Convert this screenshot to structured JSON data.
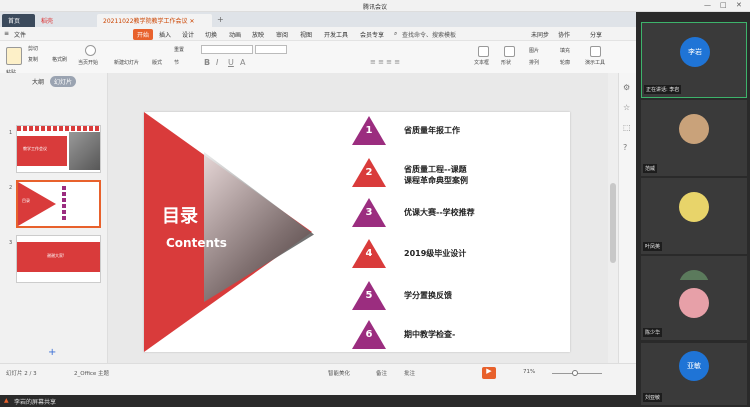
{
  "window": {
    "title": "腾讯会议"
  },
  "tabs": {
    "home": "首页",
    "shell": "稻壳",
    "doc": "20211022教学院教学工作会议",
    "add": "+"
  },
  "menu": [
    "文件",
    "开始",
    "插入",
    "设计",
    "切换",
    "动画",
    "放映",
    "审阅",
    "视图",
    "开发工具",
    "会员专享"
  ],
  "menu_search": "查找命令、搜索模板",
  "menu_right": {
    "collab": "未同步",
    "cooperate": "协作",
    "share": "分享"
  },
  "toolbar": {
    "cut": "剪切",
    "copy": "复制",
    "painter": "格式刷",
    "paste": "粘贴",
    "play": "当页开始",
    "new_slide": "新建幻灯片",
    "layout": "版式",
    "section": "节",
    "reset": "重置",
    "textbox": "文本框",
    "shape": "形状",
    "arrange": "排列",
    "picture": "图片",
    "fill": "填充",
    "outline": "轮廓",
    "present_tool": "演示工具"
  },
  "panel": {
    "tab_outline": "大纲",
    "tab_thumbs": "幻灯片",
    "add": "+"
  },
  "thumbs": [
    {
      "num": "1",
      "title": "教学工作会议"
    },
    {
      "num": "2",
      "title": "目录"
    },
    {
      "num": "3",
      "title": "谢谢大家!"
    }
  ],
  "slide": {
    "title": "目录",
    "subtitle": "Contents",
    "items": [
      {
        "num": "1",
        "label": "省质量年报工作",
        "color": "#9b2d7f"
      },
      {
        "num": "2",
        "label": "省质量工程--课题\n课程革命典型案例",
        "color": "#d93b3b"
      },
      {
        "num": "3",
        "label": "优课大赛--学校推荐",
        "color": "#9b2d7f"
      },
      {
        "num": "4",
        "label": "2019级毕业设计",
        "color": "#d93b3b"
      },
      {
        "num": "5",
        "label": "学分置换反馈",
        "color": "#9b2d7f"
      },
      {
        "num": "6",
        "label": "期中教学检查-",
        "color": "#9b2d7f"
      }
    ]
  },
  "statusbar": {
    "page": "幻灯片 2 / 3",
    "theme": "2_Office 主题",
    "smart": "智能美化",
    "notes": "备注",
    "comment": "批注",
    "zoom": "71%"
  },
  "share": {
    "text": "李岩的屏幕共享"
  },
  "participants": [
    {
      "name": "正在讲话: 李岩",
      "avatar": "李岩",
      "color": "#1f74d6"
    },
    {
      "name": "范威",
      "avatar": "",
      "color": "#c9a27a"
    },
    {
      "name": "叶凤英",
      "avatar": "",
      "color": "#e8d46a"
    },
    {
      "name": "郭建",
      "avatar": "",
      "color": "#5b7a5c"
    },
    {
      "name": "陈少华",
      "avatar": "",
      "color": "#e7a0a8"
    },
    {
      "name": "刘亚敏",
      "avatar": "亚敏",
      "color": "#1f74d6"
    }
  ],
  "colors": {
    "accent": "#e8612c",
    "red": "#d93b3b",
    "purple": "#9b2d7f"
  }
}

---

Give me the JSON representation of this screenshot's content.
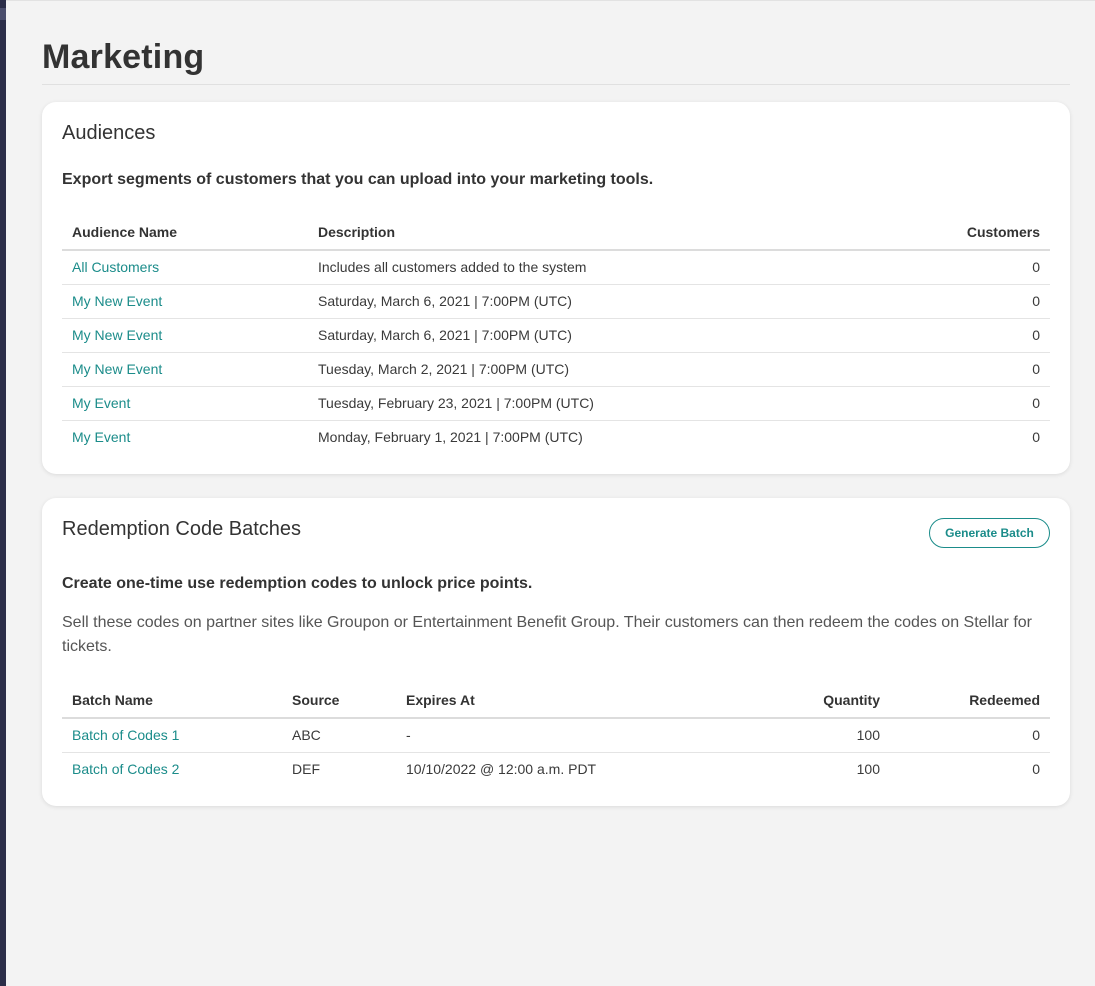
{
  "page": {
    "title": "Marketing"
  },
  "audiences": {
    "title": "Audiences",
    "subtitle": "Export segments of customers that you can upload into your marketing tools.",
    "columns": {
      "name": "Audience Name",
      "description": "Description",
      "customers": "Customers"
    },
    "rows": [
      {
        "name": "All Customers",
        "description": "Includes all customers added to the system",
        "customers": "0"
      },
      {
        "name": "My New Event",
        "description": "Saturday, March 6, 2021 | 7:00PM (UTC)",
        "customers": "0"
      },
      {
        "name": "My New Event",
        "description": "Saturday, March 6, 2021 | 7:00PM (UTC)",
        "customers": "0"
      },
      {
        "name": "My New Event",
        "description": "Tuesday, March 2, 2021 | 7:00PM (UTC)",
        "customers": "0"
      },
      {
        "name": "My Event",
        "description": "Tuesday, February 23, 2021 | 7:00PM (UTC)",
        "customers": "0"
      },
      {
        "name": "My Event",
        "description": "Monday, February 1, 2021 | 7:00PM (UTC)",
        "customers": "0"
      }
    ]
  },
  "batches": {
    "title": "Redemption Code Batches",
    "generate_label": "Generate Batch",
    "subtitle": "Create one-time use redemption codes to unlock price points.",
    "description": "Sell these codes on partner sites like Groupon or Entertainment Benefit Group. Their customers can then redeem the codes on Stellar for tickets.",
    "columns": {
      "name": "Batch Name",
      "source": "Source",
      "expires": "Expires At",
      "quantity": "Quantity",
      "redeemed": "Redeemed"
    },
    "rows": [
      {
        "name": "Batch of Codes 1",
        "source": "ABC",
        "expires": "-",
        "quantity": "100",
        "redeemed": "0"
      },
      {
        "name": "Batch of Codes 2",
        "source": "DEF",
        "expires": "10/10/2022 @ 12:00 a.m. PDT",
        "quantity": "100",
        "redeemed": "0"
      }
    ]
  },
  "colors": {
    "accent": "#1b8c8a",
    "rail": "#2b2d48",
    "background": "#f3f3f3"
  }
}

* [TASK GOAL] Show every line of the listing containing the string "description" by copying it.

* [YOUR SOLUTION]
      "description": "Description",
        "description": "Includes all customers added to the system",
        "description": "Saturday, March 6, 2021 | 7:00PM (UTC)",
        "description": "Saturday, March 6, 2021 | 7:00PM (UTC)",
        "description": "Tuesday, March 2, 2021 | 7:00PM (UTC)",
        "description": "Tuesday, February 23, 2021 | 7:00PM (UTC)",
        "description": "Monday, February 1, 2021 | 7:00PM (UTC)",
    "description": "Sell these codes on partner sites like Groupon or Entertainment Benefit Group. Their customers can then redeem the codes on Stellar for tickets.",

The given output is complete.